The War of 1812 is typically noted for a handful of events: the burning of the White House, the rise of the Star Spangled Banner, and the battle of New Orleans. But in fact the greatest consequence of that distant conflict was the birth of the U.S. Navy. During the War of 1812, America’s tiny fleet took on the mightiest naval power on earth, besting the British in a string of victories that stunned both nations. In his new book, Ships of Oak and Guns of Iron: The War of 1812 and the Birth of the American Navy, author Dr. Ronald Utt not only sheds new light on the naval battles of the War of 1812 and how they gave birth to our nation’s great navy, but tells the story of the War of 1812 through the portraits of famous American war heroes. From the cunning Stephen Decatur to the fierce David Porter, Ships of Oak and Guns of Iron relates how thousands of American men and boys gave better than they got against the British Navy. The great age of fighting sail is as rich in heroic drama as any epoch. Dr. Utt’s Ships of Oak and Guns of Iron retrieves the American chapter of that epoch from unjustified obscurity, and offers readers an intriguing chronicle of the War of 1812 as well as a unique perspective on the birth of the U.S. Navy.

If By Sea

The Forging of the American Navy--from the Revolution to the War of 1812

Author: George C. Daughan

Publisher: Basic Books

ISBN: 0786731931

Category: History

Page: 568

View: 7818

The American Revolution-and thus the history of the United States-began not on land but on the sea. Paul Revere began his famous midnight ride not by jumping on a horse, but by scrambling into a skiff with two other brave patriots to cross Boston Harbor to Charlestown. Revere and his companions rowed with muffled oars to avoid capture by the British warships closely guarding the harbor. As they paddled silently, Revere's neighbor was flashing two lanterns from the belfry of Old North Church, signaling patriots in Charlestown that the redcoats were crossing the Charles River in longboats. In every major Revolutionary battle thereafter the sea would play a vital, if historically neglected, role. When the American colonies took up arms against Great Britain, they were confronting the greatest sea-power of the age. And it was during the War of Independence that the American Navy was born. But following the British naval model proved crushingly expensive, and the Founding Fathers fought viciously for decades over whether or not the fledgling republic truly needed a deep-water fleet.

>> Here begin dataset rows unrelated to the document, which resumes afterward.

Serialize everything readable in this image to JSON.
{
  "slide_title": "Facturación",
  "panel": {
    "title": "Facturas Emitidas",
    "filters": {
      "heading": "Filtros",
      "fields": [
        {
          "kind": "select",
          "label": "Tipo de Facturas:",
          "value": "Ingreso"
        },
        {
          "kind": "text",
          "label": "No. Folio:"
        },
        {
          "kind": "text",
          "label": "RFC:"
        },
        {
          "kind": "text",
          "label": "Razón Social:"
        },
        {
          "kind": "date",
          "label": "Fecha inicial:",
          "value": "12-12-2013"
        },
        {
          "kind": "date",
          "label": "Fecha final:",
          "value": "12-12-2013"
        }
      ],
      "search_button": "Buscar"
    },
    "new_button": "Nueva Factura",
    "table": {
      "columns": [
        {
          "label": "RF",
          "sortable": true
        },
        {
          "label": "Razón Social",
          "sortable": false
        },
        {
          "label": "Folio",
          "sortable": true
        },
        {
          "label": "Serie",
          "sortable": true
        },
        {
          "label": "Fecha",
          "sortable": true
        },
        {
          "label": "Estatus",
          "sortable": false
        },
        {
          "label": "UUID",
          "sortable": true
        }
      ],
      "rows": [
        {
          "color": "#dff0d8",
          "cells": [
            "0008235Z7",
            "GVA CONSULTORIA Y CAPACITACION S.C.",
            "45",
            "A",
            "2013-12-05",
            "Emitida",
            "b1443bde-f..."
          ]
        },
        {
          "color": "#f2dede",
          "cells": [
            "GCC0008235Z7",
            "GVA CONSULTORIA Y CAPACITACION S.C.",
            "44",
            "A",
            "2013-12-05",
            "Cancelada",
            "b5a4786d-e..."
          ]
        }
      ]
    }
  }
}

The debate ended only when the Federal Navy proved indispensable during the War of 1812. Drawing on decades of prodigious research, historian George C. Daughan chronicles the embattled origins of the U.S. Navy. From the bloody and gunpowder-drenched battles fought by American sailors on lakes and high seas to the fierce rhetorical combat waged by the Founders in Congress, If By Sea charts the course by which the Navy became a vital and celebrated American institution.

Grass Huts and Warehouses

Pacific Beach Communities of the Nineteenth Century

Author: Caroline Ralston

Publisher: University of Queensland Press

ISBN: 1921902310

Category: Political Science

Page: 288

View: 1081

A pioneering study of early trade and beach communities in the Pacific Islands and first published in 1977, this book provides historians with an ambitious survey of early European-Polynesian contact, an analysis of how early trade developed along with the beachcomber community, and a detailed reconstruction of development of the early Pacific port towns. Set mainly in the first half of the 19th century, continuing in some cases for a few decades more, the book covers five ports: Kororareka (now Russell, in New Zealand), Levuka (Fiji), Apia (Samoa), Papeete (Tahiti) and Honolulu (Hawai'i). The role of beachcombers, the earliest European inhabitants, as well as the later consuls or commercial agents, and the development of plantation economies is explored. The book is a tour de force, the first detailed comparative academic study of these early precolonial trading towns and their race relations. It argues that the predominantly egalitarian towns where Islanders, beachcombers, traders, and missionaries mixed were largely harmonious, but this was undermined by later arrivals and larger populations.